▸ **Component data from apps and pages**
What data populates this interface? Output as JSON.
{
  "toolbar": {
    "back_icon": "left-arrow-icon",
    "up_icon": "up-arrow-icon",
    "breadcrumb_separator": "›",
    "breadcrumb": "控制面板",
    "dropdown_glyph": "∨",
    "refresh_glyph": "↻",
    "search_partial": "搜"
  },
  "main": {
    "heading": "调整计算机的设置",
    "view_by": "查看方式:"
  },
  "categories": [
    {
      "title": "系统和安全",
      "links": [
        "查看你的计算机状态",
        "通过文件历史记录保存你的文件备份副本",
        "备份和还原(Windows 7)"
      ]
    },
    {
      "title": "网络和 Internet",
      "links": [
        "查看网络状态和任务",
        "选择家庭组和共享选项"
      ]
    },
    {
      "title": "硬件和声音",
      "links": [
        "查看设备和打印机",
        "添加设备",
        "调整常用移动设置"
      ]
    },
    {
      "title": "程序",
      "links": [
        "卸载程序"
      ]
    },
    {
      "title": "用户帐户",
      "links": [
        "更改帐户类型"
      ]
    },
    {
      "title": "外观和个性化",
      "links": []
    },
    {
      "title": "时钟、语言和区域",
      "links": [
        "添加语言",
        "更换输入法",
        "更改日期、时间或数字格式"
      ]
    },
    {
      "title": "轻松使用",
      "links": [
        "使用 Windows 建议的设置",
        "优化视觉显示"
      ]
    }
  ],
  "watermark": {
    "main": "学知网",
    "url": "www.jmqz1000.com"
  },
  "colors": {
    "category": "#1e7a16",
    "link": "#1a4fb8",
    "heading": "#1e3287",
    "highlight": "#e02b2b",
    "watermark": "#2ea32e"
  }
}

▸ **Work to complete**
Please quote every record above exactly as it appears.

▸ **Solution**
What data populates this interface? Output as JSON.
{
  "toolbar": {
    "back_icon": "left-arrow-icon",
    "up_icon": "up-arrow-icon",
    "breadcrumb_separator": "›",
    "breadcrumb": "控制面板",
    "dropdown_glyph": "∨",
    "refresh_glyph": "↻",
    "search_partial": "搜"
  },
  "main": {
    "heading": "调整计算机的设置",
    "view_by": "查看方式:"
  },
  "categories": [
    {
      "title": "系统和安全",
      "links": [
        "查看你的计算机状态",
        "通过文件历史记录保存你的文件备份副本",
        "备份和还原(Windows 7)"
      ]
    },
    {
      "title": "网络和 Internet",
      "links": [
        "查看网络状态和任务",
        "选择家庭组和共享选项"
      ]
    },
    {
      "title": "硬件和声音",
      "links": [
        "查看设备和打印机",
        "添加设备",
        "调整常用移动设置"
      ]
    },
    {
      "title": "程序",
      "links": [
        "卸载程序"
      ]
    },
    {
      "title": "用户帐户",
      "links": [
        "更改帐户类型"
      ]
    },
    {
      "title": "外观和个性化",
      "links": []
    },
    {
      "title": "时钟、语言和区域",
      "links": [
        "添加语言",
        "更换输入法",
        "更改日期、时间或数字格式"
      ]
    },
    {
      "title": "轻松使用",
      "links": [
        "使用 Windows 建议的设置",
        "优化视觉显示"
      ]
    }
  ],
  "watermark": {
    "main": "学知网",
    "url": "www.jmqz1000.com"
  },
  "colors": {
    "category": "#1e7a16",
    "link": "#1a4fb8",
    "heading": "#1e3287",
    "highlight": "#e02b2b",
    "watermark": "#2ea32e"
  }
}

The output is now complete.